Once again I had been asked to donate a painting to a silent auction. This time it is for a hospis organization known as Sara House. They are having an Artists Ball in December. I chose a nice 20 x 16 inch gauche on clayboard painting titled "Dress Up Day." It has been i a lot of shows and has drawn many favorable remarks, including an award some years ago, but has never sold. Our last stop today was to drop it off.

Friday, October 05, 2007

Time goes by so quickly - catching up.

It is almost a week since I last blogged. There has never been time to sit down and write. Below I catch up with part of the week's highlights of the arts side of my life.

This day it was necessary to change my painting hanging in Gallery 113. As I have written earlier, this gallery is a great selling venue for local artists since it is situated in Santa Barbara's high traffic tourist area. Members of the Santa Barbara Art Association may hang their paintings there for a Month at a nominal charge of $12 a painting.

I try to always have one of my paintings hanging their. Occasionally I even manage to sell a painting. On or about the first (or sometimes the last) Monday of each month each artist has to show up to pick up their hanging painting, recycle that painting for another month (for another $12), or exchange it for a new painting. This month (and most months) I exhanged the hanging painting ("Party Hat") for a new painting "Bella," show here.

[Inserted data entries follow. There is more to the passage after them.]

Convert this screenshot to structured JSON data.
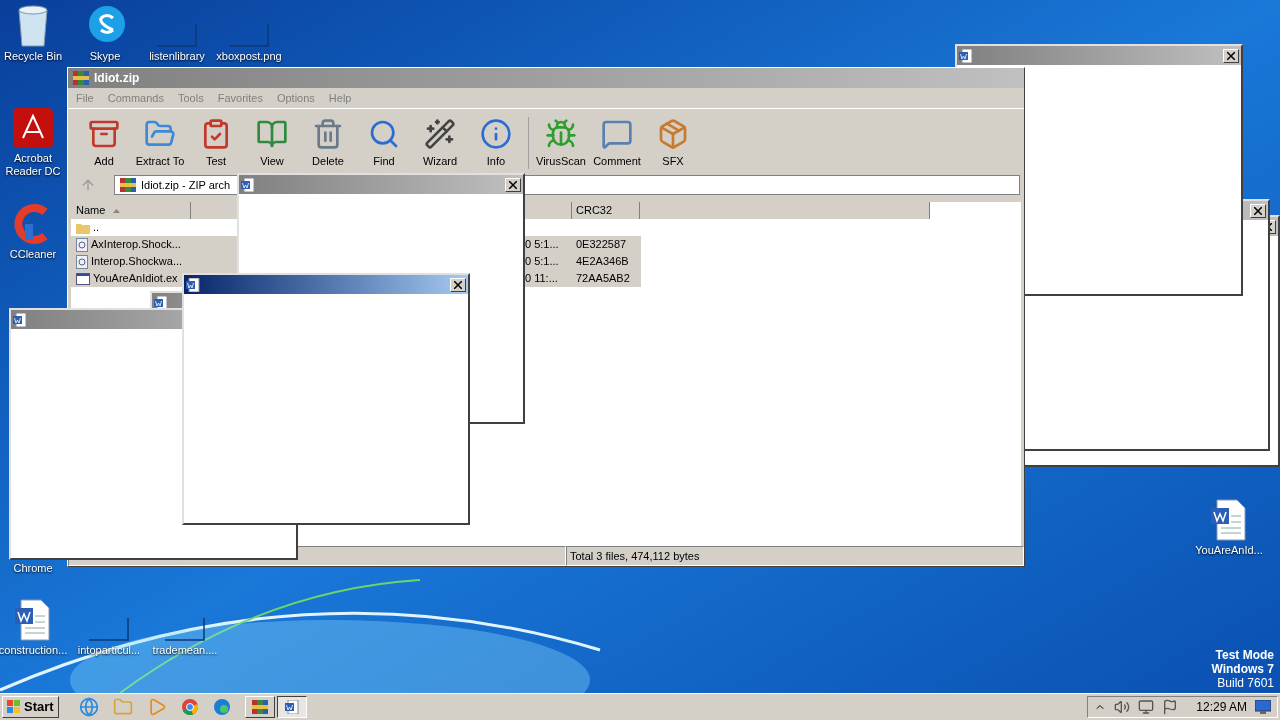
{
  "desktop_icons": [
    {
      "label": "Recycle Bin",
      "kind": "bin"
    },
    {
      "label": "Skype",
      "kind": "skype"
    },
    {
      "label": "listenlibrary",
      "kind": "blank"
    },
    {
      "label": "xboxpost.png",
      "kind": "blank"
    },
    {
      "label": "Acrobat Reader DC",
      "kind": "acrobat"
    },
    {
      "label": "CCleaner",
      "kind": "ccleaner"
    },
    {
      "label": "Chrome",
      "kind": "none"
    },
    {
      "label": "construction...",
      "kind": "word"
    },
    {
      "label": "intoparticul...",
      "kind": "blank"
    },
    {
      "label": "trademean....",
      "kind": "blank"
    },
    {
      "label": "YouAreAnId...",
      "kind": "word"
    }
  ],
  "archive_window": {
    "title": "Idiot.zip",
    "menu": [
      "File",
      "Commands",
      "Tools",
      "Favorites",
      "Options",
      "Help"
    ],
    "toolbar": [
      {
        "label": "Add",
        "kind": "add"
      },
      {
        "label": "Extract To",
        "kind": "extract"
      },
      {
        "label": "Test",
        "kind": "test"
      },
      {
        "label": "View",
        "kind": "view"
      },
      {
        "label": "Delete",
        "kind": "delete"
      },
      {
        "label": "Find",
        "kind": "find"
      },
      {
        "label": "Wizard",
        "kind": "wizard"
      },
      {
        "label": "Info",
        "kind": "info"
      },
      {
        "label": "VirusScan",
        "kind": "virus"
      },
      {
        "label": "Comment",
        "kind": "comment"
      },
      {
        "label": "SFX",
        "kind": "sfx"
      }
    ],
    "path": "Idiot.zip - ZIP arch",
    "columns": [
      "Name",
      "CRC32"
    ],
    "rows": [
      {
        "name": "..",
        "kind": "folder",
        "modified": "",
        "crc": "",
        "selected": false
      },
      {
        "name": "AxInterop.Shock...",
        "kind": "dll",
        "modified": "0 5:1...",
        "crc": "0E322587",
        "selected": true
      },
      {
        "name": "Interop.Shockwa...",
        "kind": "dll",
        "modified": "0 5:1...",
        "crc": "4E2A346B",
        "selected": true
      },
      {
        "name": "YouAreAnIdiot.ex",
        "kind": "exe",
        "modified": "0 11:...",
        "crc": "72AA5AB2",
        "selected": true
      }
    ],
    "status": "Total 3 files, 474,112 bytes"
  },
  "popups": [
    {
      "active": false
    },
    {
      "active": false
    },
    {
      "active": false
    },
    {
      "active": false
    },
    {
      "active": false
    },
    {
      "active": false
    },
    {
      "active": true
    }
  ],
  "os_notice": [
    "Test Mode",
    "Windows 7",
    "Build 7601"
  ],
  "taskbar": {
    "start": "Start",
    "quick_launch": [
      {
        "kind": "ie"
      },
      {
        "kind": "explorer"
      },
      {
        "kind": "media"
      },
      {
        "kind": "chrome"
      },
      {
        "kind": "edge"
      }
    ],
    "tasks": [
      {
        "kind": "winrar",
        "selected": false
      },
      {
        "kind": "word",
        "selected": true
      }
    ],
    "clock": "12:29 AM"
  }
}
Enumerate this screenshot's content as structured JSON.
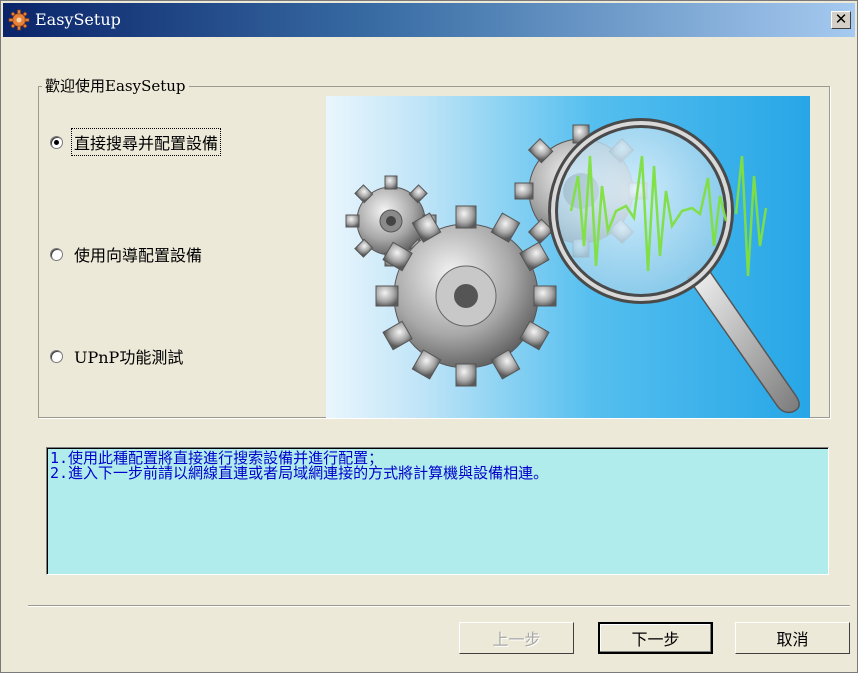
{
  "window": {
    "title": "EasySetup",
    "close_label": "✕",
    "icon": "gear-icon"
  },
  "group": {
    "label": "歡迎使用EasySetup"
  },
  "options": [
    {
      "label": "直接搜尋并配置設備",
      "selected": true
    },
    {
      "label": "使用向導配置設備",
      "selected": false
    },
    {
      "label": "UPnP功能測試",
      "selected": false
    }
  ],
  "illustration": {
    "icon": "gears-magnifier-icon"
  },
  "info": {
    "line1": "1.使用此種配置將直接進行搜索設備并進行配置；",
    "line2": "2.進入下一步前請以網線直連或者局域網連接的方式將計算機與設備相連。"
  },
  "buttons": {
    "prev": "上一步",
    "next": "下一步",
    "cancel": "取消"
  },
  "colors": {
    "titlebar_start": "#0a246a",
    "info_bg": "#b0ecec",
    "info_text": "#0000cc",
    "illustration_blue": "#27a6e6"
  }
}
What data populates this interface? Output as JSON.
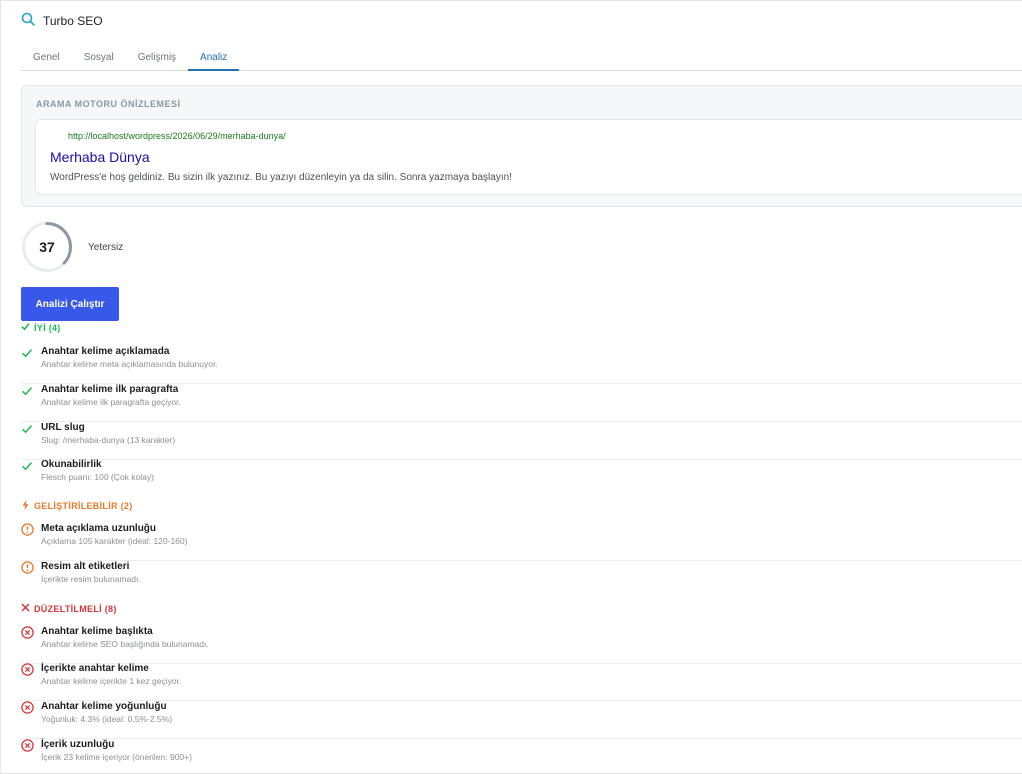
{
  "header": {
    "title": "Turbo SEO",
    "icon": "search-icon"
  },
  "tabs": [
    {
      "label": "Genel",
      "active": false
    },
    {
      "label": "Sosyal",
      "active": false
    },
    {
      "label": "Gelişmiş",
      "active": false
    },
    {
      "label": "Analiz",
      "active": true
    }
  ],
  "preview": {
    "label": "ARAMA MOTORU ÖNİZLEMESİ",
    "url": "http://localhost/wordpress/2026/06/29/merhaba-dunya/",
    "title": "Merhaba Dünya",
    "description": "WordPress'e hoş geldiniz. Bu sizin ilk yazınız. Bu yazıyı düzenleyin ya da silin. Sonra yazmaya başlayın!"
  },
  "score": {
    "value": "37",
    "max": 100,
    "label": "Yetersiz"
  },
  "run_button": "Analizi Çalıştır",
  "colors": {
    "good": "#1db954",
    "improve": "#e6782a",
    "bad": "#d63638",
    "accent": "#3858e9"
  },
  "groups": {
    "good": {
      "title": "İYİ (4)",
      "items": [
        {
          "title": "Anahtar kelime açıklamada",
          "desc": "Anahtar kelime meta açıklamasında bulunuyor."
        },
        {
          "title": "Anahtar kelime ilk paragrafta",
          "desc": "Anahtar kelime ilk paragrafta geçiyor."
        },
        {
          "title": "URL slug",
          "desc": "Slug: /merhaba-dunya (13 karakter)"
        },
        {
          "title": "Okunabilirlik",
          "desc": "Flesch puanı: 100 (Çok kolay)"
        }
      ]
    },
    "improve": {
      "title": "GELİŞTİRİLEBİLİR (2)",
      "items": [
        {
          "title": "Meta açıklama uzunluğu",
          "desc": "Açıklama 105 karakter (ideal: 120-160)"
        },
        {
          "title": "Resim alt etiketleri",
          "desc": "İçerikte resim bulunamadı."
        }
      ]
    },
    "bad": {
      "title": "DÜZELTİLMELİ (8)",
      "items": [
        {
          "title": "Anahtar kelime başlıkta",
          "desc": "Anahtar kelime SEO başlığında bulunamadı."
        },
        {
          "title": "İçerikte anahtar kelime",
          "desc": "Anahtar kelime içerikte 1 kez geçiyor."
        },
        {
          "title": "Anahtar kelime yoğunluğu",
          "desc": "Yoğunluk: 4.3% (ideal: 0.5%-2.5%)"
        },
        {
          "title": "İçerik uzunluğu",
          "desc": "İçerik 23 kelime içeriyor (önerilen: 900+)"
        }
      ]
    }
  }
}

The Adult Education program in Santa Barbara is wonderful, with many opportunities for attending classes
on almost any topic you may wish, for little or no expense. This quarter has about seventy classes on the visual arts. Some go on from quarter to quarter. Others are only for a single session.

For many many years a very dedicated artist, Jim Armstrong, has lead an advanced level art critique class. Some artists have been attending the critiques and showing their art for years. I have been going for several years. I have missed several weeks of this quarter, since I tend to go only when I am able to show some new work.

About a week ago, I took some paintings to Scott McClain, my paintings photographer, to obtain digital images of my two latest paintings "Annie" and "The Story Teller." At the same time, I wanted to show them at today's critique. I had arranged to pick them up early in the morning, before the class. Unfortunately when I arrive at Scott's studio, I found him still working on the images. He tolld me that the "Annie" image was fine, but the focus on "Story Teller" image was not good, and would have to be reshot.

I decided to take both paintings with me for the critique and to return "Story Teller" to him on Friday.

At the critique, the comments on the paintings were mostly very good. They (the whole class chips in with comments) felt the "Story Teller" would be better cropped in. I agree. If I were doing the painting over I would have cropped in by either reducing the canvas size, or making the image larger. But the painting is going to stay the way it is. For my print images I may crop in to make a stronger composition.

Also, I took along the three little pictures mentioned in earlier blogs, of my Grandchildren and the little painting of the "Muni & Ronnie Blitz." They felt that the "Taylor" composition was a little weak due to the green background that made the painting a little washed out. The "Muni" painting, like all my recent paintings, is unframed and has a wrap around of the image onto the painted sides. The group felt that the distortion this created when viewing the painting at an angle was not good, and recommended black edges for this particular canvas. Upon reviewing their comments, I agree, and have repainted the edges accordingly.

More on the following days events later.